The creation of four or fewer lots is called a minor subdivision whereas the creation of five or more lots is a called a major subdivision. Both types requires filing of a tentative map application which may or may not include the proposed building designs. The tentative map, prepared by the applicant’s Civil Engineer, defines the lot layout for the subdivision and shows the proposed site improvements. The Tentative Map is review for consistency with the City’s General Plan and zoning ordinance, engineering standards, and decided by the highest approving body based on the type(s) of approvals being requested.
Vesting Tentative Maps
A tentative map is generally intended to protect the ability of the developer to complete the project once all land use and discretionary approvals have been obtained.
For example, after the developer has received a general plan amendment, rezoning, tentative and final map and has obtained all other various discretionary land use permits in order to develop over a period of time, the developer would initially propose to guarantee its rights to complete the project as originally approved.
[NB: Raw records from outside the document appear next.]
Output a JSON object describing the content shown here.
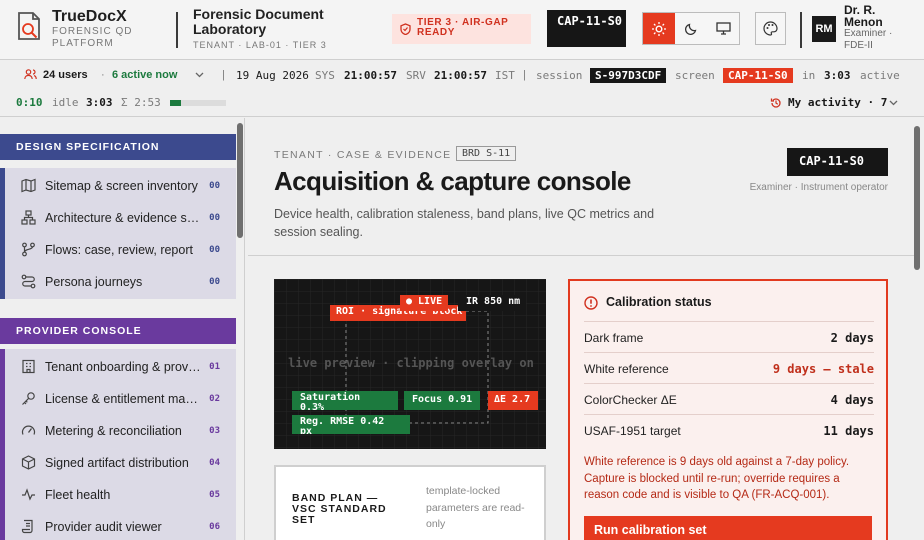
{
  "app": {
    "name": "TrueDocX",
    "subtitle": "FORENSIC QD PLATFORM"
  },
  "lab": {
    "title": "Forensic Document Laboratory",
    "subtitle": "TENANT · LAB-01 · TIER 3"
  },
  "tier_badge": "TIER 3 · AIR-GAP READY",
  "screen_badge": "CAP-11-S0",
  "user": {
    "initials": "RM",
    "name": "Dr. R. Menon",
    "role": "Examiner · FDE-II"
  },
  "status": {
    "users": "24 users",
    "active": "6 active now",
    "date": "19 Aug 2026",
    "sys_label": "SYS",
    "sys_time": "21:00:57",
    "srv_label": "SRV",
    "srv_time": "21:00:57",
    "tz": "IST",
    "session_label": "session",
    "session_id": "S-997D3CDF",
    "screen_label": "screen",
    "screen_id": "CAP-11-S0",
    "in_label": "in",
    "in_time": "3:03",
    "active_label": "active",
    "active_time": "0:10",
    "idle_label": "idle",
    "idle_time": "3:03",
    "sum": "Σ 2:53",
    "activity_progress": 0.2,
    "my_activity": "My activity · 7"
  },
  "sidebar": {
    "sections": [
      {
        "title": "DESIGN SPECIFICATION",
        "color": "#3c4a8e",
        "items": [
          {
            "label": "Sitemap & screen inventory",
            "count": "00",
            "icon": "map-icon"
          },
          {
            "label": "Architecture & evidence services",
            "count": "00",
            "icon": "architecture-icon"
          },
          {
            "label": "Flows: case, review, report",
            "count": "00",
            "icon": "flow-icon"
          },
          {
            "label": "Persona journeys",
            "count": "00",
            "icon": "journey-icon"
          }
        ]
      },
      {
        "title": "PROVIDER CONSOLE",
        "color": "#6a3a9e",
        "items": [
          {
            "label": "Tenant onboarding & provisioning",
            "count": "01",
            "icon": "building-icon"
          },
          {
            "label": "License & entitlement management",
            "count": "02",
            "icon": "key-icon"
          },
          {
            "label": "Metering & reconciliation",
            "count": "03",
            "icon": "gauge-icon"
          },
          {
            "label": "Signed artifact distribution",
            "count": "04",
            "icon": "package-icon"
          },
          {
            "label": "Fleet health",
            "count": "05",
            "icon": "pulse-icon"
          },
          {
            "label": "Provider audit viewer",
            "count": "06",
            "icon": "scroll-icon"
          }
        ]
      }
    ]
  },
  "page": {
    "crumb": "TENANT · CASE & EVIDENCE",
    "brd": "BRD S-11",
    "title": "Acquisition & capture console",
    "description": "Device health, calibration staleness, band plans, live QC metrics and session sealing.",
    "screen_badge": "CAP-11-S0",
    "roles": "Examiner · Instrument operator"
  },
  "preview": {
    "live": "● LIVE",
    "ir": "IR 850 nm",
    "roi": "ROI · signature block",
    "center": "live preview · clipping overlay on",
    "saturation": "Saturation 0.3%",
    "focus": "Focus 0.91",
    "delta_e": "ΔE 2.7",
    "rmse": "Reg. RMSE 0.42 px"
  },
  "band_plan": {
    "title": "BAND PLAN — VSC STANDARD SET",
    "note": "template-locked parameters are read-only"
  },
  "calibration": {
    "title": "Calibration status",
    "rows": [
      {
        "name": "Dark frame",
        "value": "2 days"
      },
      {
        "name": "White reference",
        "value": "9 days — stale"
      },
      {
        "name": "ColorChecker ΔE",
        "value": "4 days"
      },
      {
        "name": "USAF-1951 target",
        "value": "11 days"
      }
    ],
    "note": "White reference is 9 days old against a 7-day policy. Capture is blocked until re-run; override requires a reason code and is visible to QA (FR-ACQ-001).",
    "button": "Run calibration set"
  },
  "colors": {
    "accent": "#e53a1f",
    "success": "#1c7a3e",
    "design": "#3c4a8e",
    "provider": "#6a3a9e"
  }
}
Land use laws affecting the project might change while the project is underway either because of switch in local government legislative policy or by revisions made by the people through the initiative process. In such cases, a developer many times cannot rely on common law vested rights and, therefore, must secure the protection of a development agreement to ensure vested rights to develop. More information on Vesting Maps is available in the Municipal Code.
Condominiums are a form of property ownership. Condominiums create ownership title of each unit and the lot on which the condominiums are located is shared as "common area". Commercial condominiums are processed as a one-lot, minor subdivision. Residential condominium processing is based on the number of condominiums being created - four or fewer is a minor subdivision and five or more is processed as a major subdivision.
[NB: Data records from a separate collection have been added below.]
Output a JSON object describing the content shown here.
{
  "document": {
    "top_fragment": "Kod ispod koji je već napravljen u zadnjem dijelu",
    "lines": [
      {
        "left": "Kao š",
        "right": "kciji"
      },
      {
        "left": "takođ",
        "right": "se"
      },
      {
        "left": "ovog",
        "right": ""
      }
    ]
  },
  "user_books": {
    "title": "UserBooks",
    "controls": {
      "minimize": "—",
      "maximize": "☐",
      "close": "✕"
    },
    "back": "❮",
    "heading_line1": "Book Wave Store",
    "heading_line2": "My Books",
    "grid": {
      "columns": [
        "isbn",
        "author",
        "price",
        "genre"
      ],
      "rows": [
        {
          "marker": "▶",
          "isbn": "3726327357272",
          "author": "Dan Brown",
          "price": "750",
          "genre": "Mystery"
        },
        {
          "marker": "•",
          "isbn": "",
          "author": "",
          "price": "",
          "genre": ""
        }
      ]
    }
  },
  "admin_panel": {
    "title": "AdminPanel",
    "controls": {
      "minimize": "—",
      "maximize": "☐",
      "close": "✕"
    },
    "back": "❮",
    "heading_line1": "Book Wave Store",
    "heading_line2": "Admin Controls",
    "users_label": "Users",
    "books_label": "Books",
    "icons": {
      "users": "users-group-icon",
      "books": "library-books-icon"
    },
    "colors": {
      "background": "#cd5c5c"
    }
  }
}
Final Maps & Improvement Plans
Upon obtaining all discretionary approvals of a tentative map, a Final (or Parcel) Map is filed. It is the official, legal document that is recorded with the County that establishes the property lines and easements within the subdivision. The Engineering Division will review and process the map and improvement plans for technical correctness and compliance with the Subdivision Map Act. Improvement Plans are the construction-level plans (also known as "working drawings") that detail the specific features and improvements shown on the Tentative Map.
Subdivision Design Standards and Requirements
All subdivisions must comply with the allowable density range specified in the General Plan, Zoning lot sizes & dimensions, standards related to street and traffic movement, drainage, and street light guidelines. Other requirements may include stormwater treatment systems for projects that create or replace 10,000 square feet of impervious surface. All applicants should carefully review Provision C.3 of the County's Clean Water Program to reduce pollution.
Lot Line Adjustment, Lot Mergers and Certificates of Compliance
They are ministerial applications processed by the Engineering Division. The relocation of property lines or merging of lots must comply with zoning requirements such as minimum lot depth, width, and area. Certificates of Compliance are issued for lot line adjustments, mergers, and validating lots existing lots or lots which were altered by eminent domain proceedings. More detailed information is contained in the Subdivision Ordinance.